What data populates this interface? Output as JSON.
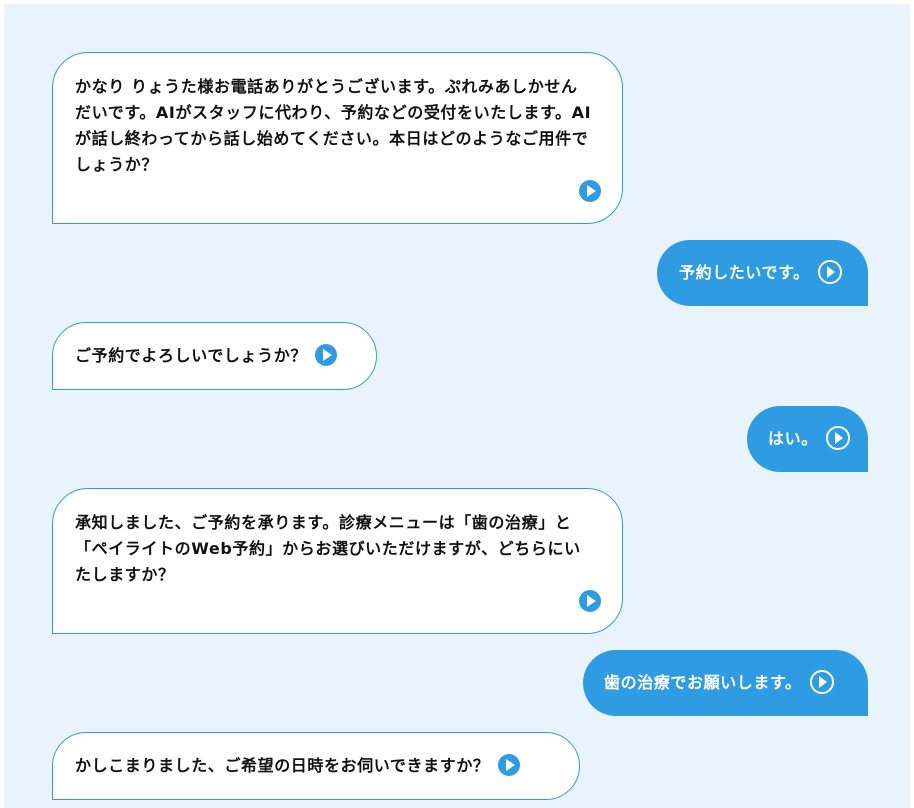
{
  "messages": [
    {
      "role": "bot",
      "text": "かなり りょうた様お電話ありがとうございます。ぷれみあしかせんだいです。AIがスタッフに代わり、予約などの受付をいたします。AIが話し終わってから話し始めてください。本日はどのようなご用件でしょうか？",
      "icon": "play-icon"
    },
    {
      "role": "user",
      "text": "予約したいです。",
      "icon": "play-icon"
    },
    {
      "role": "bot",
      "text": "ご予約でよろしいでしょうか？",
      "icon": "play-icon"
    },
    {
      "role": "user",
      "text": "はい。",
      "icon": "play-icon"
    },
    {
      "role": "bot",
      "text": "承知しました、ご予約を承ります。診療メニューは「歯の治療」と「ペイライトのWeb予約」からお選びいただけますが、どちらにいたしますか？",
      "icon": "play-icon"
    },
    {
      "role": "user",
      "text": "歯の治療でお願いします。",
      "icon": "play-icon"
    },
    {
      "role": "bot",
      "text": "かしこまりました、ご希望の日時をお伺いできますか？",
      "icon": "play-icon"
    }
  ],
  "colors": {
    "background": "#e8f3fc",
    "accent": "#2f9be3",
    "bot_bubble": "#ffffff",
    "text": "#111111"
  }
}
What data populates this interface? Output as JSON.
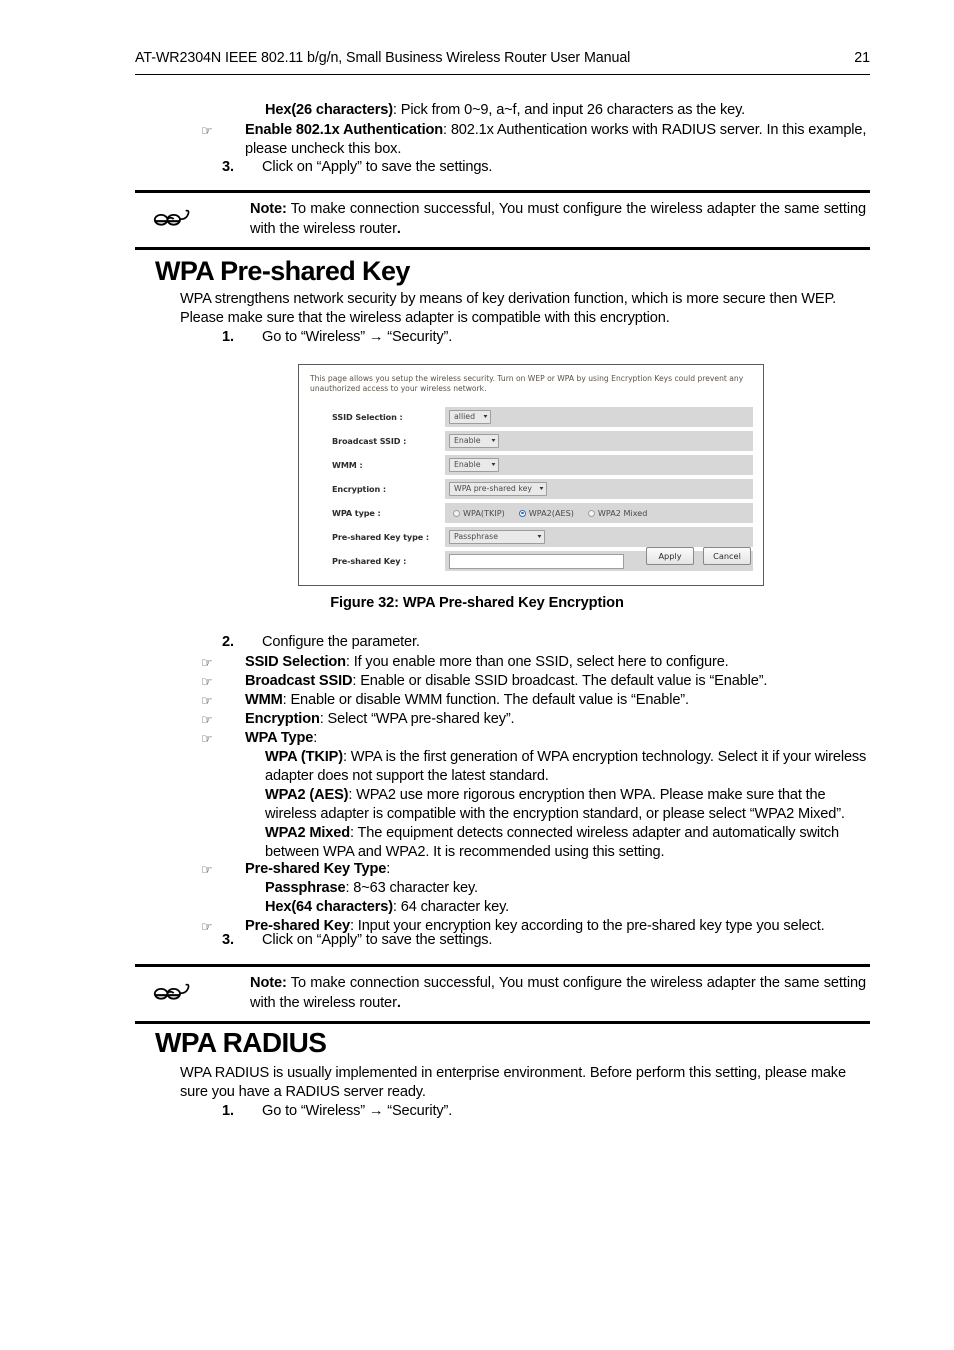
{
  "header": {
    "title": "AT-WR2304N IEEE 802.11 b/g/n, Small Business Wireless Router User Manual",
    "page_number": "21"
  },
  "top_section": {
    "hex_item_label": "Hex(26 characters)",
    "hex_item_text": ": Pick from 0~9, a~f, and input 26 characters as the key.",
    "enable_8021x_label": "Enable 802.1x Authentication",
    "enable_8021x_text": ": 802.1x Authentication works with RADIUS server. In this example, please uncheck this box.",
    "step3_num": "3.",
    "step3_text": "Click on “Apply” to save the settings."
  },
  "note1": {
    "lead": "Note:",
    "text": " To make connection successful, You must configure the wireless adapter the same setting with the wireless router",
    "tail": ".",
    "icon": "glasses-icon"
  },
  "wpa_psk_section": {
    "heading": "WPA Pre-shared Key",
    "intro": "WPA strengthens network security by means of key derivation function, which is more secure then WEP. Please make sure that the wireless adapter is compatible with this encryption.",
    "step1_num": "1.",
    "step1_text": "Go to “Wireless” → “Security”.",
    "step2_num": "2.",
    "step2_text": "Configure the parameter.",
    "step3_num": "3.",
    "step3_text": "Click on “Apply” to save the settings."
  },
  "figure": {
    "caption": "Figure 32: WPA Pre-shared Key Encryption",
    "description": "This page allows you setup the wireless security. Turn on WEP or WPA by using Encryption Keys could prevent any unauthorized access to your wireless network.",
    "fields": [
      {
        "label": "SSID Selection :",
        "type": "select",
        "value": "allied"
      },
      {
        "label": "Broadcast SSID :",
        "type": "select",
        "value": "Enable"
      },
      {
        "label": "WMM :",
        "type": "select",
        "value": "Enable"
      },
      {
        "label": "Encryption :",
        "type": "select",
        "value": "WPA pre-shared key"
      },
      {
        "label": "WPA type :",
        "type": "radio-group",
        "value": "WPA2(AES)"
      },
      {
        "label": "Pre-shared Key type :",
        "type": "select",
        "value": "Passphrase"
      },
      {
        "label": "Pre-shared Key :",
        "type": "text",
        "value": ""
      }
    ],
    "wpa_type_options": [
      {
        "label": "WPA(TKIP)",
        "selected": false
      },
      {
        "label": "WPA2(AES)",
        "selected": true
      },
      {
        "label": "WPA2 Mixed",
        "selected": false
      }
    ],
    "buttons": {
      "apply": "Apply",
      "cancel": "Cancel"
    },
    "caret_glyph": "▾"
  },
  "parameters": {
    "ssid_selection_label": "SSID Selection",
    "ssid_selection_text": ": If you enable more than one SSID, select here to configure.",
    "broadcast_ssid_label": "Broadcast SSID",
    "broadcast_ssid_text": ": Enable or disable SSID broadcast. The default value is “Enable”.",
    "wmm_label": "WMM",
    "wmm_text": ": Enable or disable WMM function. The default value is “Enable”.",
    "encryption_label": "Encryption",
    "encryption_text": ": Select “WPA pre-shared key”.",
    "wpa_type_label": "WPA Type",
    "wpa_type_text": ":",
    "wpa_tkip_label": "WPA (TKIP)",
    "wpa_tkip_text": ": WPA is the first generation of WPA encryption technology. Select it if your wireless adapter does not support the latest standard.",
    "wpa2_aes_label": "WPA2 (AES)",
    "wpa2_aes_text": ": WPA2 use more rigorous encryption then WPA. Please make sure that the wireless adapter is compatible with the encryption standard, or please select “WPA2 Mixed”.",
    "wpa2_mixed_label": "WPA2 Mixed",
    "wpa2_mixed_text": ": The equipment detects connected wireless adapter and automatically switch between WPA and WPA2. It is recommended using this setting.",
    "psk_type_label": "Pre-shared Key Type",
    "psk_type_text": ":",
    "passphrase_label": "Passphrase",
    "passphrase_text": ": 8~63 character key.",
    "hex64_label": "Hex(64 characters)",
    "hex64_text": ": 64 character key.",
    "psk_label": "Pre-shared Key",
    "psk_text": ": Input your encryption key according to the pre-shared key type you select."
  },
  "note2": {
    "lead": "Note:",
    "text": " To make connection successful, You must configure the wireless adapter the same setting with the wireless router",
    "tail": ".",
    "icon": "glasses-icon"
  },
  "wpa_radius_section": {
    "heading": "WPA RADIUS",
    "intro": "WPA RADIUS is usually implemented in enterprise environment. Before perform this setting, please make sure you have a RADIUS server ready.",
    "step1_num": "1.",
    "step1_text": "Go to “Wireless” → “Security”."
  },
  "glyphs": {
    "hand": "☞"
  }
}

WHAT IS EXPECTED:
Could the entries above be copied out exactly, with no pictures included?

TASK OUTPUT:
What data populates this interface? Output as JSON.
{
  "messages": [
    {
      "role": "bot",
      "text": "かなり りょうた様お電話ありがとうございます。ぷれみあしかせんだいです。AIがスタッフに代わり、予約などの受付をいたします。AIが話し終わってから話し始めてください。本日はどのようなご用件でしょうか？",
      "icon": "play-icon"
    },
    {
      "role": "user",
      "text": "予約したいです。",
      "icon": "play-icon"
    },
    {
      "role": "bot",
      "text": "ご予約でよろしいでしょうか？",
      "icon": "play-icon"
    },
    {
      "role": "user",
      "text": "はい。",
      "icon": "play-icon"
    },
    {
      "role": "bot",
      "text": "承知しました、ご予約を承ります。診療メニューは「歯の治療」と「ペイライトのWeb予約」からお選びいただけますが、どちらにいたしますか？",
      "icon": "play-icon"
    },
    {
      "role": "user",
      "text": "歯の治療でお願いします。",
      "icon": "play-icon"
    },
    {
      "role": "bot",
      "text": "かしこまりました、ご希望の日時をお伺いできますか？",
      "icon": "play-icon"
    }
  ],
  "colors": {
    "background": "#e8f3fc",
    "accent": "#2f9be3",
    "bot_bubble": "#ffffff",
    "text": "#111111"
  }
}
What data populates this interface? Output as JSON.
{
  "header": {
    "title": "AT-WR2304N IEEE 802.11 b/g/n, Small Business Wireless Router User Manual",
    "page_number": "21"
  },
  "top_section": {
    "hex_item_label": "Hex(26 characters)",
    "hex_item_text": ": Pick from 0~9, a~f, and input 26 characters as the key.",
    "enable_8021x_label": "Enable 802.1x Authentication",
    "enable_8021x_text": ": 802.1x Authentication works with RADIUS server. In this example, please uncheck this box.",
    "step3_num": "3.",
    "step3_text": "Click on “Apply” to save the settings."
  },
  "note1": {
    "lead": "Note:",
    "text": " To make connection successful, You must configure the wireless adapter the same setting with the wireless router",
    "tail": ".",
    "icon": "glasses-icon"
  },
  "wpa_psk_section": {
    "heading": "WPA Pre-shared Key",
    "intro": "WPA strengthens network security by means of key derivation function, which is more secure then WEP. Please make sure that the wireless adapter is compatible with this encryption.",
    "step1_num": "1.",
    "step1_text": "Go to “Wireless” → “Security”.",
    "step2_num": "2.",
    "step2_text": "Configure the parameter.",
    "step3_num": "3.",
    "step3_text": "Click on “Apply” to save the settings."
  },
  "figure": {
    "caption": "Figure 32: WPA Pre-shared Key Encryption",
    "description": "This page allows you setup the wireless security. Turn on WEP or WPA by using Encryption Keys could prevent any unauthorized access to your wireless network.",
    "fields": [
      {
        "label": "SSID Selection :",
        "type": "select",
        "value": "allied"
      },
      {
        "label": "Broadcast SSID :",
        "type": "select",
        "value": "Enable"
      },
      {
        "label": "WMM :",
        "type": "select",
        "value": "Enable"
      },
      {
        "label": "Encryption :",
        "type": "select",
        "value": "WPA pre-shared key"
      },
      {
        "label": "WPA type :",
        "type": "radio-group",
        "value": "WPA2(AES)"
      },
      {
        "label": "Pre-shared Key type :",
        "type": "select",
        "value": "Passphrase"
      },
      {
        "label": "Pre-shared Key :",
        "type": "text",
        "value": ""
      }
    ],
    "wpa_type_options": [
      {
        "label": "WPA(TKIP)",
        "selected": false
      },
      {
        "label": "WPA2(AES)",
        "selected": true
      },
      {
        "label": "WPA2 Mixed",
        "selected": false
      }
    ],
    "buttons": {
      "apply": "Apply",
      "cancel": "Cancel"
    },
    "caret_glyph": "▾"
  },
  "parameters": {
    "ssid_selection_label": "SSID Selection",
    "ssid_selection_text": ": If you enable more than one SSID, select here to configure.",
    "broadcast_ssid_label": "Broadcast SSID",
    "broadcast_ssid_text": ": Enable or disable SSID broadcast. The default value is “Enable”.",
    "wmm_label": "WMM",
    "wmm_text": ": Enable or disable WMM function. The default value is “Enable”.",
    "encryption_label": "Encryption",
    "encryption_text": ": Select “WPA pre-shared key”.",
    "wpa_type_label": "WPA Type",
    "wpa_type_text": ":",
    "wpa_tkip_label": "WPA (TKIP)",
    "wpa_tkip_text": ": WPA is the first generation of WPA encryption technology. Select it if your wireless adapter does not support the latest standard.",
    "wpa2_aes_label": "WPA2 (AES)",
    "wpa2_aes_text": ": WPA2 use more rigorous encryption then WPA. Please make sure that the wireless adapter is compatible with the encryption standard, or please select “WPA2 Mixed”.",
    "wpa2_mixed_label": "WPA2 Mixed",
    "wpa2_mixed_text": ": The equipment detects connected wireless adapter and automatically switch between WPA and WPA2. It is recommended using this setting.",
    "psk_type_label": "Pre-shared Key Type",
    "psk_type_text": ":",
    "passphrase_label": "Passphrase",
    "passphrase_text": ": 8~63 character key.",
    "hex64_label": "Hex(64 characters)",
    "hex64_text": ": 64 character key.",
    "psk_label": "Pre-shared Key",
    "psk_text": ": Input your encryption key according to the pre-shared key type you select."
  },
  "note2": {
    "lead": "Note:",
    "text": " To make connection successful, You must configure the wireless adapter the same setting with the wireless router",
    "tail": ".",
    "icon": "glasses-icon"
  },
  "wpa_radius_section": {
    "heading": "WPA RADIUS",
    "intro": "WPA RADIUS is usually implemented in enterprise environment. Before perform this setting, please make sure you have a RADIUS server ready.",
    "step1_num": "1.",
    "step1_text": "Go to “Wireless” → “Security”."
  },
  "glyphs": {
    "hand": "☞"
  }
}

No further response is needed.